Reading the ripples

Earlier this year, two high-ranking executives within Ripplewood Holdings, Tony Lee and Scott Spielvogel, left to start their own firm, One Rock Capital Partners.

Lee had been with Ripplewood for 13 years, and had stayed on at the firm even while many of the executives he had worked with departed. One of those, Ian Snow, left Ripplewood in 2005 to co-found SPG Partners, a mid-market private equity firm.

Tim Collins, the firm’s founder, tends to keep his cards close to his chest. In 2007, he hired Harvey Golub, former chief executive officer of American Express, to help build up the executive management of the firm. It’s not clear if Golub is still with the firm.

Collins: intent on a return to market

According to multiple market sources, Ripplewood halted fundraising for its third fund, which had an initial target of $2.5 billion, in 2008 and hasn’t re-started the process.

Collins confirmed to PEI via email that the firm does intend to re-enter the market to raise Fund III, but did not elaborate on exactly when this could happen.

Ripplewood remains best known for its turnaround of Japanese bank Long Term Credit Bank of Japan. Ripplewood and JC Flowers took over the bank in 2000 for $1.2 billion and renamed it Shinsei. Key to the deal was a guarantee from the Japanese government’s Deposit Insurance Corporation that it would buy back any bank loan that lost 20 percent or more of its value. Shinsei ultimately shifted some $10 billion in bad debt to the government under this agreement.

The bank was taken public in 2004, producing a windfall for its owners. Ripplewood and Flowers raked in some ¥2.2 billion (€20 million; $24 million) in advisory fees immediately after the deal, made $2.1 billion in profits from the IPO and later earned $2.8 billion when they sold a one-third stake in the bank.
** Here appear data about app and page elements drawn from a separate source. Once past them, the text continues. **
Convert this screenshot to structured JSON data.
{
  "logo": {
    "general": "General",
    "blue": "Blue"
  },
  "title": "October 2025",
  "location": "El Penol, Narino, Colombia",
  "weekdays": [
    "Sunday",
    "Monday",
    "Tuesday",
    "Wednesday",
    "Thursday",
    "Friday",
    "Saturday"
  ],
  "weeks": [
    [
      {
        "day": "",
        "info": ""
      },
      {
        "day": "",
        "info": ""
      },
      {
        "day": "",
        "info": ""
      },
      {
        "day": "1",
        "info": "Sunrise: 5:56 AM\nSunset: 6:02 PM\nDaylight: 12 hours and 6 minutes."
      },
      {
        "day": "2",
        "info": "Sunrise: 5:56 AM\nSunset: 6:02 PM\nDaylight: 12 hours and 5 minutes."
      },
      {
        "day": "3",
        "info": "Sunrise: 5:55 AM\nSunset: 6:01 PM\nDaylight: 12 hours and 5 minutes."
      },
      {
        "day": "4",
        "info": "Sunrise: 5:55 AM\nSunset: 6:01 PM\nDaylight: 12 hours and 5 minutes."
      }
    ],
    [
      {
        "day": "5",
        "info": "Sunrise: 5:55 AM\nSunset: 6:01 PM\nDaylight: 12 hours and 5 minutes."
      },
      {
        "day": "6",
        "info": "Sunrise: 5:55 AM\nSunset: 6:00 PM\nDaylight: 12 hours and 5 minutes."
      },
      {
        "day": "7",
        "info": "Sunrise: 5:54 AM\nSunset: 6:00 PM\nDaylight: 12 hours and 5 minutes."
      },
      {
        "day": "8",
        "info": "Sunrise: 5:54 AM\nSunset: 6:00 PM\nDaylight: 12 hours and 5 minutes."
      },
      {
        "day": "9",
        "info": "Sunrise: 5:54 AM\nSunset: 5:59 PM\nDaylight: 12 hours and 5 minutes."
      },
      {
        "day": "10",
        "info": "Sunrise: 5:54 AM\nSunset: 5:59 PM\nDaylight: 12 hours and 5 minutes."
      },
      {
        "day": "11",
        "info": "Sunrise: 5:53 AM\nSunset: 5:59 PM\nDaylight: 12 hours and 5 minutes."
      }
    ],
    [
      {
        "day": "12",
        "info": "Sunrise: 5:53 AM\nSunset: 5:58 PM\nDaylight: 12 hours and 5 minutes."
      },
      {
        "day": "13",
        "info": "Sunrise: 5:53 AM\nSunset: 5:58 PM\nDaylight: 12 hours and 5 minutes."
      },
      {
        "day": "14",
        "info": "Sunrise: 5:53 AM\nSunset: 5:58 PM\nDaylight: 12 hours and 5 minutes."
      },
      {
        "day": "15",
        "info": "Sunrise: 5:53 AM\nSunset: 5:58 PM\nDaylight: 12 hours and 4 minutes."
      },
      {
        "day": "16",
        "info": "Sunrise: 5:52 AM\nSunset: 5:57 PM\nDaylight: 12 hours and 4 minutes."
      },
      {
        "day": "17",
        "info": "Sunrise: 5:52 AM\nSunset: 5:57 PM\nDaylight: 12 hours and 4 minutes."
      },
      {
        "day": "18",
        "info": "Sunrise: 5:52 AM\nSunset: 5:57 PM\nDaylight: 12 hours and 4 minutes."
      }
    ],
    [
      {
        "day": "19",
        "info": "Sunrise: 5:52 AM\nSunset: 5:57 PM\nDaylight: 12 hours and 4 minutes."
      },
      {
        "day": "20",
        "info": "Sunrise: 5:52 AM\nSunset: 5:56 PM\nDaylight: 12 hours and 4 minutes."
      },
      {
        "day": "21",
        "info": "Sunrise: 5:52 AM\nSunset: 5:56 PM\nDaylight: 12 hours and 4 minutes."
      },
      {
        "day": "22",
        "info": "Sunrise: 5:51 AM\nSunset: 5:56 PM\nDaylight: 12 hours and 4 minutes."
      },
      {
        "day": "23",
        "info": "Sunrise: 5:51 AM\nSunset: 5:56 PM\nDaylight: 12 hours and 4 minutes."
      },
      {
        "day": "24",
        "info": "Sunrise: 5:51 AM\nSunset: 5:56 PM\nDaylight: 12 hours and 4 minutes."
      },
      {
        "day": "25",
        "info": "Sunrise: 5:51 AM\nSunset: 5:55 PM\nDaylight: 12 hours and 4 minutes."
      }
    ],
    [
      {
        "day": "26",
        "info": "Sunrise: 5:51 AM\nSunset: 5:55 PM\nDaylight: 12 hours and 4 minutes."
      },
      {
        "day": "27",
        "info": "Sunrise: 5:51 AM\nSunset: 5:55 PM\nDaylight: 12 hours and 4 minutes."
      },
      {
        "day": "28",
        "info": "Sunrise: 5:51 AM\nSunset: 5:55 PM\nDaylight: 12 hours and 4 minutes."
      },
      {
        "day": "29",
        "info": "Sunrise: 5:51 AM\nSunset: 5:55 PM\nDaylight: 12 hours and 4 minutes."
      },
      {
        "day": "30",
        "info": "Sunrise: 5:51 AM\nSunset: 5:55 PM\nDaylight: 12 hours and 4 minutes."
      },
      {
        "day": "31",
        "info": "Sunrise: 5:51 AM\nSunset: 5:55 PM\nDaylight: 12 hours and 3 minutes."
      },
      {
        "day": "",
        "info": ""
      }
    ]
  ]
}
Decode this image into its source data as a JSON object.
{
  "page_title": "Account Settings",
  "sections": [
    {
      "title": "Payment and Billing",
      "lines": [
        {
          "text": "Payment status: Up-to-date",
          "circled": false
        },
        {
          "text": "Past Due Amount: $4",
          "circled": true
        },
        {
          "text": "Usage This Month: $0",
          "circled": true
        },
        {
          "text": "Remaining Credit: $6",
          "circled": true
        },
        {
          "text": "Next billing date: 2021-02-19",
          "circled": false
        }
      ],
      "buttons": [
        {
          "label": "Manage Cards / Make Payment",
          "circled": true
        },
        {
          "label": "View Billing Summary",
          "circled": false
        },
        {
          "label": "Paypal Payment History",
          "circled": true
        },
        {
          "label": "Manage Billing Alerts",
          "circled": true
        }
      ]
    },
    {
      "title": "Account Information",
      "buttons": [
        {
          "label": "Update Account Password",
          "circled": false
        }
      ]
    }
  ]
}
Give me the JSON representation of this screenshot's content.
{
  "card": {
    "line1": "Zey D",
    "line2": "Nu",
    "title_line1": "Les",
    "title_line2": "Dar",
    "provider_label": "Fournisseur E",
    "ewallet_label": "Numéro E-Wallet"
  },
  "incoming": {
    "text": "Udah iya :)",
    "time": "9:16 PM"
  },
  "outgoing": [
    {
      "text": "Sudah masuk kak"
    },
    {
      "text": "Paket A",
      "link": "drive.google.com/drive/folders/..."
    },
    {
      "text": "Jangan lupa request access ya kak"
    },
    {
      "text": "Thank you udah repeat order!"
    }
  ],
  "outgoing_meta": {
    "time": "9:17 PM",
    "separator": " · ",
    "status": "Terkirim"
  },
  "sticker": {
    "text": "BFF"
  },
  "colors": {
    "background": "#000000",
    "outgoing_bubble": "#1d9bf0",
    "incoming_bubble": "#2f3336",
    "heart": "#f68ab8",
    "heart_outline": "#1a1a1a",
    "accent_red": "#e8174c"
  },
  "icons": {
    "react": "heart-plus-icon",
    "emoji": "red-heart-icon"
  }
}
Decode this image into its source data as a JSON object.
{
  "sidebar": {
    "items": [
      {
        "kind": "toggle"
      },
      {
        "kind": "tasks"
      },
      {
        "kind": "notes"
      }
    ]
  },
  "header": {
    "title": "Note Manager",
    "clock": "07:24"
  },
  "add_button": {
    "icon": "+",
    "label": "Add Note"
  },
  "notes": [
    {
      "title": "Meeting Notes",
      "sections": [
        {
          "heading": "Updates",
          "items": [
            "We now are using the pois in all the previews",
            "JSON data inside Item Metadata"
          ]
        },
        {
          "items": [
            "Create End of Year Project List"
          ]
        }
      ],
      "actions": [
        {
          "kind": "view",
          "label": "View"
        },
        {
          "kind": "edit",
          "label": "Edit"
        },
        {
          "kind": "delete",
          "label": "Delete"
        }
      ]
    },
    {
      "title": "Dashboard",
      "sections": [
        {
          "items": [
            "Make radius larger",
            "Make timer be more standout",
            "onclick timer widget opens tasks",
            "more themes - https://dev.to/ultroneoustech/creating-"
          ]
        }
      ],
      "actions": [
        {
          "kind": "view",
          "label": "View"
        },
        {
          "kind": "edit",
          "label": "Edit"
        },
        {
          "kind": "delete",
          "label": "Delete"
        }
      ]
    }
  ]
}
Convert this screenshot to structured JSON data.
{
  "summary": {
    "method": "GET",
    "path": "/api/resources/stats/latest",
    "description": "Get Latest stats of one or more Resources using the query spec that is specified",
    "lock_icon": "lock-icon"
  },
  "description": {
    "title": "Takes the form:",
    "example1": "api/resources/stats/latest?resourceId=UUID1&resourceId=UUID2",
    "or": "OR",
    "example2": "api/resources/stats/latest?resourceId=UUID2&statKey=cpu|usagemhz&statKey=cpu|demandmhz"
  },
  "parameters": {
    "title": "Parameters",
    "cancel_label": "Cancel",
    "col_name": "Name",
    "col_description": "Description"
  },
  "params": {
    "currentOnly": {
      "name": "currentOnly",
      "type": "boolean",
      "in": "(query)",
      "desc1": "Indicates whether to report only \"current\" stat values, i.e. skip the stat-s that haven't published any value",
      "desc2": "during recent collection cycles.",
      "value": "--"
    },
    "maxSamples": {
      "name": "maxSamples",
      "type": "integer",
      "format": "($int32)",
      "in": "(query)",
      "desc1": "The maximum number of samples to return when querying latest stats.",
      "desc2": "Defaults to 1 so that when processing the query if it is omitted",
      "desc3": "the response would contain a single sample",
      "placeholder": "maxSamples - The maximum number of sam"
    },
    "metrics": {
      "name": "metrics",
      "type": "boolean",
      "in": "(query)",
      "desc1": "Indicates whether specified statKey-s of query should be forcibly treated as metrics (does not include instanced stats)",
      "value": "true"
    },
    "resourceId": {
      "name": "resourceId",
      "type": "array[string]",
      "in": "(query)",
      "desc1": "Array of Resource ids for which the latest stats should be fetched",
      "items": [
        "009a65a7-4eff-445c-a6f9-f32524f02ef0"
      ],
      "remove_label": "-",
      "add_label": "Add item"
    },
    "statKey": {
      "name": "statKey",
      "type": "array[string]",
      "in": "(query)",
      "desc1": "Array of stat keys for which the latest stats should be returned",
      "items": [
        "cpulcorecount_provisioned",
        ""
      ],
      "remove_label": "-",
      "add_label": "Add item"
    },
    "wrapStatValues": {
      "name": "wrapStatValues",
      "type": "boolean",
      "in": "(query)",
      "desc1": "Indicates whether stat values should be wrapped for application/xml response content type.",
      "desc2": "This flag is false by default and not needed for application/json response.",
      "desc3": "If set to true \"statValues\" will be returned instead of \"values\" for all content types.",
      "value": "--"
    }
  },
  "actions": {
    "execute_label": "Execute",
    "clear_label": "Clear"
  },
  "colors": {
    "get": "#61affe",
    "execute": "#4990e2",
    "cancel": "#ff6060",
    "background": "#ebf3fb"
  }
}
However, the firm’s investments have not all proved as successful. Last year the firm suffered a blow when bankrupt publishing group Reader’s Digest was taken over by its senior lenders. Ripplewood had led an investor group in 2007 to make a $2.4 billion investment in the company, including the assumption of debt.

Ripplewood has suffered further in the eyes of limited partners by paying them an “in-kind” distribution of shares in RSC Holdings, an equipment rental company in which the firm owned a 34 percent stake. In August 2009, when the in-kind distribution was made, the share price stood at $8.18. On 14 June, the share price had dropped to around $6.71.

The firm’s first fund has the dubious distinction of being one of the worst performing funds in the portfolio of the Florida State Board of Administration in 2009. Information from the pension shows that Ripplewood Partners, raised in 1996, has a 12-month IRR of -84 percent. The fund’s IRR since inception stands at 14.4 percent with a return multiple of 1.82 percent.

Several placement agent sources tell PEI the firm’s future is bleak. One placement agent says it is an “open secret” that Ripplewood is winding down and another says the firm probably will not raise another fund. Colllins’ stated intention to return to the market would suggest otherwise.